By this time, Elmer was working at the Naval base and making a decent salary based upon his standards.  He ended up pastoring that little Pentecostal church for 14 years and never received a dime for his ministry.  He took his own money and fixed things up; repaired and ministered.  From what Elmer said, I don’t think it ever exceeded 50 people but Elmer didn’t seem to worry about things like that.  He was just amazed that God took someone like him and called him to pastor.

I met Elmer when he was about 80, his wife had died, his health was breaking down and he decided to enter a nursing home.  And so began his last journey.  He was classically the “old codger” and would both tease and joke with the staff.  He liked to call the staff psychologist the “nut doctor.”  The psychologist seemed to take it in stride.

Elmer had never fathered any children and his only relatives were just a sister and niece and they were out of state.  So visitors were few and far between.  The staff at the nursing home ultimately became his family for the last decade of his life.  They treated him well and on the last day of his life, a lot of women entered his room to check on him and make sure he did not die alone.

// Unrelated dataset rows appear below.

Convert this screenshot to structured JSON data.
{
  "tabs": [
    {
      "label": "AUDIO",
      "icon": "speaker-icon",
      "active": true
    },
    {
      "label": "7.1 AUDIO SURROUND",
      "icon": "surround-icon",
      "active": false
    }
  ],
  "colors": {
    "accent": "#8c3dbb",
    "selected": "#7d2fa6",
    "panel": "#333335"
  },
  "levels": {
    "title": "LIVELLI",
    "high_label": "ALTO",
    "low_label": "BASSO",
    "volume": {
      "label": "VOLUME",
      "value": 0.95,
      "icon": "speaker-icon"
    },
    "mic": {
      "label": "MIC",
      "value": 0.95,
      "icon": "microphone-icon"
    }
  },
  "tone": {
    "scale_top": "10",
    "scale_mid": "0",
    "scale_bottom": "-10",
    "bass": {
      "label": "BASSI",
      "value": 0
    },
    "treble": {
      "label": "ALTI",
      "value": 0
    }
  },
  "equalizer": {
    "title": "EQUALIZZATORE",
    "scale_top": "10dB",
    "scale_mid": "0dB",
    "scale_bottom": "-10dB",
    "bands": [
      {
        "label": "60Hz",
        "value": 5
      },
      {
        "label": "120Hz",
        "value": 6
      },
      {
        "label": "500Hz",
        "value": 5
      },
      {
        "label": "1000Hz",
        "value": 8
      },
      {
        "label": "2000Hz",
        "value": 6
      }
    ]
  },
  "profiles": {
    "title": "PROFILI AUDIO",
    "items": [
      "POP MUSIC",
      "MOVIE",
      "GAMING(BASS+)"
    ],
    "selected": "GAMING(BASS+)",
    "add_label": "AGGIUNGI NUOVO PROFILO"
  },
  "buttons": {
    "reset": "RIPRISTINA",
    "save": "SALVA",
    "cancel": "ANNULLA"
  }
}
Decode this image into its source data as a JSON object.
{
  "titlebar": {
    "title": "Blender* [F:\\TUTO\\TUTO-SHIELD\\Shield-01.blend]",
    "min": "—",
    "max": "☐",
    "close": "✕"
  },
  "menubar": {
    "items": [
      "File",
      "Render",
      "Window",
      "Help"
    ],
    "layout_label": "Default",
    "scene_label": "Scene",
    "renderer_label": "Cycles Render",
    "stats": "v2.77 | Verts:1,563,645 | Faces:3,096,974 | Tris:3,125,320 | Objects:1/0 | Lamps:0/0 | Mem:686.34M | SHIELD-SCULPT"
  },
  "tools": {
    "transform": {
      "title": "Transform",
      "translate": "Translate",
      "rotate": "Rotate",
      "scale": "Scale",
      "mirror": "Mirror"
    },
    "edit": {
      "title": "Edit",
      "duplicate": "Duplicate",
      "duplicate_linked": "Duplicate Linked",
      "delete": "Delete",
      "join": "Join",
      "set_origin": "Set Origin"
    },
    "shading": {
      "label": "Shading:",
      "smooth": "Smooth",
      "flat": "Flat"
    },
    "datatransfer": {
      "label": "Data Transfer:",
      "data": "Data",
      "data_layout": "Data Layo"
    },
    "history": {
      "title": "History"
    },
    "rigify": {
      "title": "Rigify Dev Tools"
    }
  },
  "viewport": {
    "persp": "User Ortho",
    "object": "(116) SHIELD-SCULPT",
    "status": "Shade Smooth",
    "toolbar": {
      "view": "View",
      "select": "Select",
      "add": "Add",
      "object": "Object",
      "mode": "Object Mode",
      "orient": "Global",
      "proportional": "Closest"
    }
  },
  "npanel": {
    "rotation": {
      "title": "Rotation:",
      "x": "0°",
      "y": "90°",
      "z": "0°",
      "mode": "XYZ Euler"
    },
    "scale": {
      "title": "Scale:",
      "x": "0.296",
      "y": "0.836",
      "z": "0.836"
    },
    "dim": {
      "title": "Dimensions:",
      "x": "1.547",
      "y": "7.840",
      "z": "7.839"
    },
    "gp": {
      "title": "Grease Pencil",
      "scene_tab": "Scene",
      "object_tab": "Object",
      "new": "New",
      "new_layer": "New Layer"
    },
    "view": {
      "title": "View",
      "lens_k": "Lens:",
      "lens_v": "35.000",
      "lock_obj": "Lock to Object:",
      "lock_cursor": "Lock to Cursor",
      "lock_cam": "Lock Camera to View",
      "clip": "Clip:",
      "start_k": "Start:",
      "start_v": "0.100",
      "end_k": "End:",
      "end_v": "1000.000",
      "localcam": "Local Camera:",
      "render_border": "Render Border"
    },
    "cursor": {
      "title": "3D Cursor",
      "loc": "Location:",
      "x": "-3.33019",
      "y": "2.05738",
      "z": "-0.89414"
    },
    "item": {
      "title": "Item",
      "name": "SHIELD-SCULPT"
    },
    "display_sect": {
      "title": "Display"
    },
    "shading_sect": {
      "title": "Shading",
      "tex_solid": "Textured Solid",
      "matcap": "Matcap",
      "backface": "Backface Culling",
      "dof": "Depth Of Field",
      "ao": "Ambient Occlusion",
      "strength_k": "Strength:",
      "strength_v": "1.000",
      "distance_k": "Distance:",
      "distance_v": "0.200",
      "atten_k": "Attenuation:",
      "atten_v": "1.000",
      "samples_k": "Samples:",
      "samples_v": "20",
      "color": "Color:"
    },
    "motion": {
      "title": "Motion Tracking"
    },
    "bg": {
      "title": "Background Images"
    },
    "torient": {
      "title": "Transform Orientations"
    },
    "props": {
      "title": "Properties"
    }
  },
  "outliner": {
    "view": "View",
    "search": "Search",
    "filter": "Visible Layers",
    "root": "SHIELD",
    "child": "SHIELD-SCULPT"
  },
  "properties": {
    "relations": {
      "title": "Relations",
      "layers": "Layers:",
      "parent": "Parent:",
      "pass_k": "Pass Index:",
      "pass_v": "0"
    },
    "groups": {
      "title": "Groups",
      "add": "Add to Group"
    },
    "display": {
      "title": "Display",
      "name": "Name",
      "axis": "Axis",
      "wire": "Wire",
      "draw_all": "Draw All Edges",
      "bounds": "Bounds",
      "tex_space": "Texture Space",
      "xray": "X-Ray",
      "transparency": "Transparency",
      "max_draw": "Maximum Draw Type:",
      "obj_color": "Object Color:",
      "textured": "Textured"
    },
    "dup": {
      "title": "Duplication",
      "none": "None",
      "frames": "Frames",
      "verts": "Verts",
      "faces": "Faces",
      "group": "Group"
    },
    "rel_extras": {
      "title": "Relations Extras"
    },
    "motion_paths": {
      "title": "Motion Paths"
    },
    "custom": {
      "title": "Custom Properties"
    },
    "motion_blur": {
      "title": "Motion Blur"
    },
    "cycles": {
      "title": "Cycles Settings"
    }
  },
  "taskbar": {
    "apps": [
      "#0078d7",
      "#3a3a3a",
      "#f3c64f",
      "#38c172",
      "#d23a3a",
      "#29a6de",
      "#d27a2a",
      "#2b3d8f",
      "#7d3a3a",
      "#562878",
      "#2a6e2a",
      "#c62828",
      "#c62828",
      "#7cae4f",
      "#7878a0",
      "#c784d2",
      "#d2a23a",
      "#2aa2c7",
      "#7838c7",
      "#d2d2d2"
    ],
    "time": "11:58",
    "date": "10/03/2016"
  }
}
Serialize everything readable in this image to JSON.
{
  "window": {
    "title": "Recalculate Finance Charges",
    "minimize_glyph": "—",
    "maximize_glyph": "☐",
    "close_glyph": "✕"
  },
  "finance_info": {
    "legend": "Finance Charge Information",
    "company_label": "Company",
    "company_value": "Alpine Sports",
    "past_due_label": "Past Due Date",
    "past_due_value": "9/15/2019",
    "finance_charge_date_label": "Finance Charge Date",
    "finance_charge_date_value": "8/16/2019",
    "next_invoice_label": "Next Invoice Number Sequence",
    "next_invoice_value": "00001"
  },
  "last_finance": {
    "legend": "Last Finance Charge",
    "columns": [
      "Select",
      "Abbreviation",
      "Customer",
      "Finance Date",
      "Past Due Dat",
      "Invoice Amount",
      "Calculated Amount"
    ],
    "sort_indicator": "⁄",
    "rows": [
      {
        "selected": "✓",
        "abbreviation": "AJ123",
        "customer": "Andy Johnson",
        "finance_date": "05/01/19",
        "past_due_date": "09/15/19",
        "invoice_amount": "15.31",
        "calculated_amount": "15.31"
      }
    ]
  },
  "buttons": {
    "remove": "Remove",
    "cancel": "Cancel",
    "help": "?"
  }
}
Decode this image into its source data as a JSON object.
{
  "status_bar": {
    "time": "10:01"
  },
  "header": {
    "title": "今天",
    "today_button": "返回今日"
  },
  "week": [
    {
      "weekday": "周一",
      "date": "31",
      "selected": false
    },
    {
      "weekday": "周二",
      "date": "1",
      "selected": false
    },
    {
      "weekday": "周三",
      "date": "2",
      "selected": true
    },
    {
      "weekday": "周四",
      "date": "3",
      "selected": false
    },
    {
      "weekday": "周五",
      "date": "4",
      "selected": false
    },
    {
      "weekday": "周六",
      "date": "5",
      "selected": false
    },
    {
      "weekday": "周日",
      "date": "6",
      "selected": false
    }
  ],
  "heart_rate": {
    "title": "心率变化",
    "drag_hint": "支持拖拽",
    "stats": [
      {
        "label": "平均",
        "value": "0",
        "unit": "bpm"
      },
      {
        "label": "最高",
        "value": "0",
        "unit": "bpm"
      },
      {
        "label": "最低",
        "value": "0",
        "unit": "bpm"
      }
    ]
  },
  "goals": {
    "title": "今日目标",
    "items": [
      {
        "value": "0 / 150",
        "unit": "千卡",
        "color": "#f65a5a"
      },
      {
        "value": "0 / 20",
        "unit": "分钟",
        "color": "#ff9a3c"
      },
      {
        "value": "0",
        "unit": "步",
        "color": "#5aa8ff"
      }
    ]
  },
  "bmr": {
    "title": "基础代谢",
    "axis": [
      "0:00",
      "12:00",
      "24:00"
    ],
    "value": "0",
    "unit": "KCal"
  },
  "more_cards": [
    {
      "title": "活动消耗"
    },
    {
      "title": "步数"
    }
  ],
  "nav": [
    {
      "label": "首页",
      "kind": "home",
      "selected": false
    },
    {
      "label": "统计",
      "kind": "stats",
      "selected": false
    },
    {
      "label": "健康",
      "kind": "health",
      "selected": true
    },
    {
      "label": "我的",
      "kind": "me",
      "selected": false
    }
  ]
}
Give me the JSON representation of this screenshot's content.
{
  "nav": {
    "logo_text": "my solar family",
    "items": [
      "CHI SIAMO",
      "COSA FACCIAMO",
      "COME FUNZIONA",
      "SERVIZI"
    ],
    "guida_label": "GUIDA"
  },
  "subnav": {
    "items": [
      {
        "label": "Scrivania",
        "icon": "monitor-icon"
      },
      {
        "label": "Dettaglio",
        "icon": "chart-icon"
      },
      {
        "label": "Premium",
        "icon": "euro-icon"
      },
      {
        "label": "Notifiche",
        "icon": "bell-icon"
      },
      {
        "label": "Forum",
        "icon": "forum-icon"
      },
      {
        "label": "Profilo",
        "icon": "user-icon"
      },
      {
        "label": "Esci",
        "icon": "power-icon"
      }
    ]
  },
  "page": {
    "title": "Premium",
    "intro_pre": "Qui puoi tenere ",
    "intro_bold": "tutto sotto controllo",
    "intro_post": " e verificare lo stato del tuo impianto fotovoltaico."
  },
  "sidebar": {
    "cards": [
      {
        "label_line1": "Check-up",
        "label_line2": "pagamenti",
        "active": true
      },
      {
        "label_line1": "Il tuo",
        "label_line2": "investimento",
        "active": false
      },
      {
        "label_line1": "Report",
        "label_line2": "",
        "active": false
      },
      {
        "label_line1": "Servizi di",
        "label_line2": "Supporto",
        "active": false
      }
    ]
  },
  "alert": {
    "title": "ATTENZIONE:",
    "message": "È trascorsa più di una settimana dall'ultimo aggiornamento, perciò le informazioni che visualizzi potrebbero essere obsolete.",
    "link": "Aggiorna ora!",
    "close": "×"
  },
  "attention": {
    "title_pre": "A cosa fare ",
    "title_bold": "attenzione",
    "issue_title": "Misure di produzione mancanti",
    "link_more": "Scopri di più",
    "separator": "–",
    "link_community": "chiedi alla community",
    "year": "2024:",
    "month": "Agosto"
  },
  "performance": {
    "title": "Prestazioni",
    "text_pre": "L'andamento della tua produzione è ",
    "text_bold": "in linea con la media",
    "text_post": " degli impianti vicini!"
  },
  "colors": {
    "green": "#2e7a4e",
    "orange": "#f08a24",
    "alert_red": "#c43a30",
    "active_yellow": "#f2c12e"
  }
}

He had a TV,  it was always on but he didn’t really watch it.  He colored and did crossword type activities.  He built relationships with the staff but not much with the residents.  He always had his Bible open to be read.

Over the years, C.O.P.D. ( chronic obstructive pulmonary disease) became a bigger problem but somehow he held on.  Then earlier this year it got pretty bad and he was sent to the cardiac ward at the downtown hospital where he resided for a few weeks.  Much to my surprise, he got somewhat better and returned to the nursing home.  But he had lost a lot of ground that he would never make up.

When I came in this morning, the staff indicated he was doing fairly poorly.  So I write this sitting next to his bed, he’s on full oxygen but medications have been ceased and the staff has been instructed to just make sure he is comfortable. 
He is not responding interacting anymore.  He still has a feeding tube but that seems unnecessary at this point.

The staff has not been able to contact his sister though we’re pretty sure she’s alive because she sent him some mail a few days ago.  I read it to him this morning though he did not respond.  His sister recounted how he used to call her “Skeeter” when they were little and how furious that made her.  But she tells him in his letter and in the Christmas card, how much she loves him and prays that God might bless him.  She signed it, “Skeeter.”

I don’t know if he heard what I read; but it was  the last communication he would  receive from what is left of his family.

I told him I loved him too.  He’s an old saint and I don’t doubt he’ll be in the presence of the Living God the moment he breaths his last breath on Earth.

His eulogy should read:  He loved His God, he loved his wife, he treated others well and with a sense of humor.

It can be said of Elmer , “he finished well” and blest us with the last years of his life.

So on this first day of 2013,    R.I.P. old man.  You earned it.

(He died 8 hours later).